fitted to command, and others are fitted to obey; and, under proper restriction, and with a due regard to law and right, this is well, and for the benefit of both parties. But it too often happens, that the strong and powerful characters which are called into action in stormy periods, exercise a tyrannical and despotic influence over those whom circumstances place under their control. So it was at the period of which we are speaking. Of all the men who had taken part in the proceedings of the late reign, there was one whom talents, and determination, and capacity for ruling, made far more conspicuous than any of the rest. This was Oliver Cromwell. At first, he was only a member of Parliament, and a general in the army; but afterwards, he assumed a higher title, and a greater share of power. He soon distinguished himself by his military skill. Ireland was at this time in a state of confusion and rebellion; and Cromwell, thinking that he should there have an opportunity of exercising his powers, contrived, without much difficulty, to obtain the office of lord lieutenant; and after making due preparation, he went over to that country, and commenced his plans of operation. Such was his skill in military achievements that, in the course of less than a year, he brought the greater part of Ireland under subjection. This he accom
plished indeed by very severe and cruel measures. Cities were besieged and taken, and their inhabitants slain, without mercy, in large numbers. Nothing was suffered to oppose Cromwell's will, and the power of his arms; and that power soon became felt and acknowledged; so that, whenever the commander appeared before a town, it was believed that resistance would be vain, and the gates were accordingly thrown open before him.
And now let us turn to Scotland. On the death of the late king, his son Charles was proclaimed in that country. He was then in Holland, and did not at first venture back to the land of his forefathers. The Scotch however sent commissioners to invite him, and to propose a treaty; and though there were some things in that treaty which he did not quite like, he thought it best to accept the invitation, and prepared to cross
over to Scotland. In the meantime, he lost a friend who would probably have been a great assistant to him in fighting his way back to the throne. This was the brave Marquis of Montrose, who was strongly attached to the royalist party, and who had formerly distinguished himself in battle in the cause of Charles I. Latterly, he had been residing quietly in France; he now once more resolved to take up arms for the support of the young
king; and having received help from other quarters, he raised an army with which he landed in Scotland. But there he found himself in the midst of enemies. The covenanters, who had been so strongly opposed to the late sovereign, were of course no friends to Montrose, and they determined to be revenged for the part he had formerly taken. So an army was sent against him; he was defeated, made prisoner, and conveyed to Edinburgh, with a great deal of ignominy. There he was tried for rebellion, condemned, and sentenced to be hung like a common malefactor.

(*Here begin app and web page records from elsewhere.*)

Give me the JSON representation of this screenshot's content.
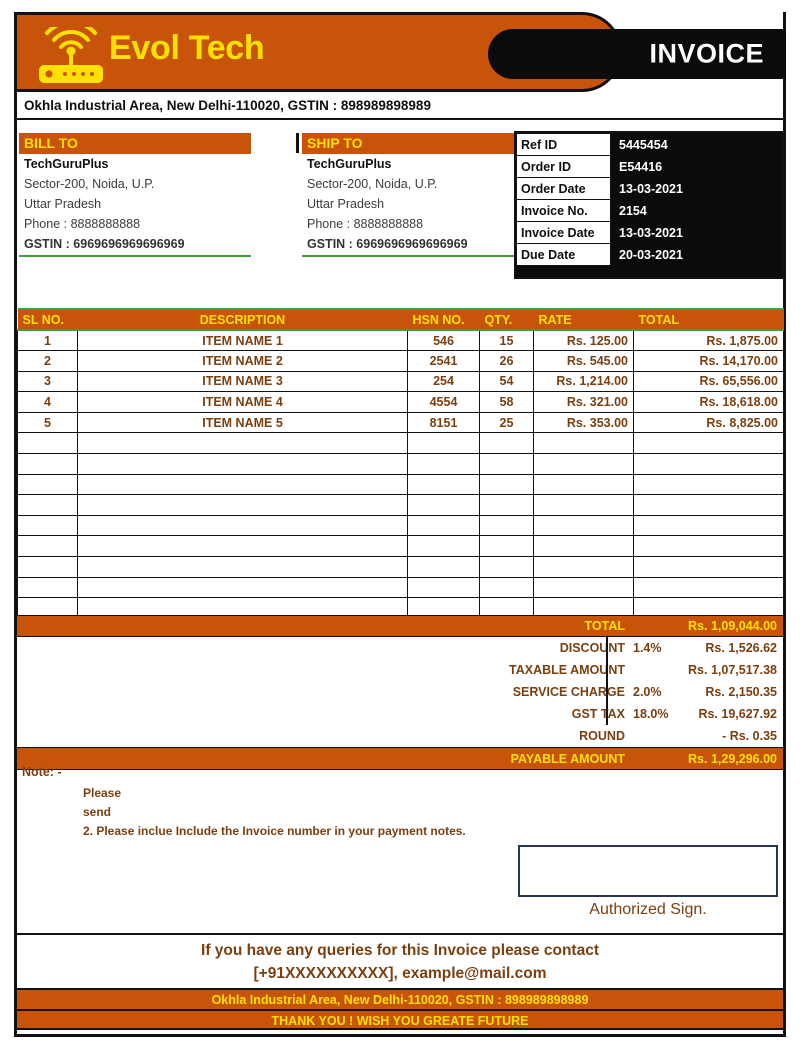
{
  "colors": {
    "orange": "#C8540A",
    "yellow": "#FFE000",
    "black": "#0b0b0b",
    "brown_text": "#7B3F10",
    "green_rule": "#3aa33a",
    "sign_border": "#24375f"
  },
  "header": {
    "brand": "Evol Tech",
    "logo_icon": "wifi-router-icon",
    "doc_title": "INVOICE",
    "company_address": "Okhla Industrial Area, New Delhi-110020, GSTIN : 898989898989"
  },
  "bill_to": {
    "heading": "BILL TO",
    "name": "TechGuruPlus",
    "address1": "Sector-200, Noida, U.P.",
    "address2": "Uttar Pradesh",
    "phone": "Phone : 8888888888",
    "gstin": "GSTIN : 6969696969696969"
  },
  "ship_to": {
    "heading": "SHIP TO",
    "name": "TechGuruPlus",
    "address1": "Sector-200, Noida, U.P.",
    "address2": "Uttar Pradesh",
    "phone": "Phone : 8888888888",
    "gstin": "GSTIN : 6969696969696969"
  },
  "ref_table": {
    "rows": [
      {
        "key": "Ref ID",
        "value": "5445454"
      },
      {
        "key": "Order ID",
        "value": "E54416"
      },
      {
        "key": "Order Date",
        "value": "13-03-2021"
      },
      {
        "key": "Invoice No.",
        "value": "2154"
      },
      {
        "key": "Invoice Date",
        "value": "13-03-2021"
      },
      {
        "key": "Due Date",
        "value": "20-03-2021"
      }
    ]
  },
  "items_table": {
    "headers": [
      "SL NO.",
      "DESCRIPTION",
      "HSN NO.",
      "QTY.",
      "RATE",
      "TOTAL"
    ],
    "rows": [
      {
        "sl": "1",
        "desc": "ITEM NAME 1",
        "hsn": "546",
        "qty": "15",
        "rate": "Rs. 125.00",
        "total": "Rs. 1,875.00"
      },
      {
        "sl": "2",
        "desc": "ITEM NAME 2",
        "hsn": "2541",
        "qty": "26",
        "rate": "Rs. 545.00",
        "total": "Rs. 14,170.00"
      },
      {
        "sl": "3",
        "desc": "ITEM NAME 3",
        "hsn": "254",
        "qty": "54",
        "rate": "Rs. 1,214.00",
        "total": "Rs. 65,556.00"
      },
      {
        "sl": "4",
        "desc": "ITEM NAME 4",
        "hsn": "4554",
        "qty": "58",
        "rate": "Rs. 321.00",
        "total": "Rs. 18,618.00"
      },
      {
        "sl": "5",
        "desc": "ITEM NAME 5",
        "hsn": "8151",
        "qty": "25",
        "rate": "Rs. 353.00",
        "total": "Rs. 8,825.00"
      }
    ],
    "empty_row_count": 9
  },
  "totals": {
    "total_label": "TOTAL",
    "total_value": "Rs. 1,09,044.00",
    "lines": [
      {
        "label": "DISCOUNT",
        "pct": "1.4%",
        "value": "Rs. 1,526.62"
      },
      {
        "label": "TAXABLE AMOUNT",
        "pct": "",
        "value": "Rs. 1,07,517.38"
      },
      {
        "label": "SERVICE CHARGE",
        "pct": "2.0%",
        "value": "Rs. 2,150.35"
      },
      {
        "label": "GST TAX",
        "pct": "18.0%",
        "value": "Rs. 19,627.92"
      },
      {
        "label": "ROUND",
        "pct": "",
        "value": "- Rs. 0.35"
      }
    ],
    "payable_label": "PAYABLE AMOUNT",
    "payable_value": "Rs. 1,29,296.00"
  },
  "note": {
    "title": "Note: -",
    "line1": "Please",
    "line2": "send",
    "line3": "2. Please inclue Include the Invoice number in your payment notes.",
    "sign_label": "Authorized Sign."
  },
  "footer": {
    "queries_line1": "If you have any queries for this Invoice  please contact",
    "queries_line2": "[+91XXXXXXXXXX], example@mail.com",
    "address_bar": "Okhla Industrial Area, New Delhi-110020, GSTIN : 898989898989",
    "thanks_bar": "THANK YOU ! WISH YOU GREATE FUTURE"
  }
}
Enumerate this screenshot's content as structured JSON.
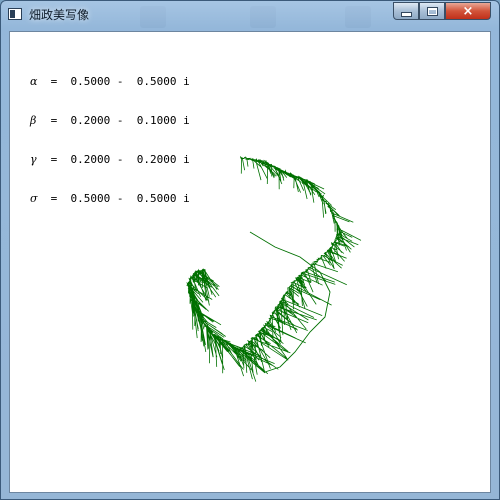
{
  "window": {
    "title": "畑政美写像",
    "controls": {
      "minimize": "minimize",
      "maximize": "maximize",
      "close": "×"
    }
  },
  "parameters": [
    {
      "symbol": "α",
      "text": " =  0.5000 -  0.5000 i"
    },
    {
      "symbol": "β",
      "text": " =  0.2000 -  0.1000 i"
    },
    {
      "symbol": "γ",
      "text": " =  0.2000 -  0.2000 i"
    },
    {
      "symbol": "σ",
      "text": " =  0.5000 -  0.5000 i"
    }
  ],
  "plot": {
    "color": "#007000",
    "iterations": 30000
  },
  "colors": {
    "background": "#ffffff",
    "text": "#000000",
    "title_bar": "#a9c6e2"
  }
}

Soon after this cruel execution had taken place, Charles arrived in Scotland. He was received by the covenanters, but allowed no royal authority, and was placed under so many restrictions, that his life was far from being a pleasant or a happy one. But he did not very long remain in this position. When the English Parliament heard that the Scotch were making a treaty with Charles, they were exceedingly angry. Forces were immediately despatched to Scotland; and Cromwell, leaving the affairs of Ireland to the management of General Ireton, soon appeared at their head. The Scotch were defeated at the battle of Dunbar; and Charles found himself surrounded by enemies on one side, and by those whom he could not call friends on the other.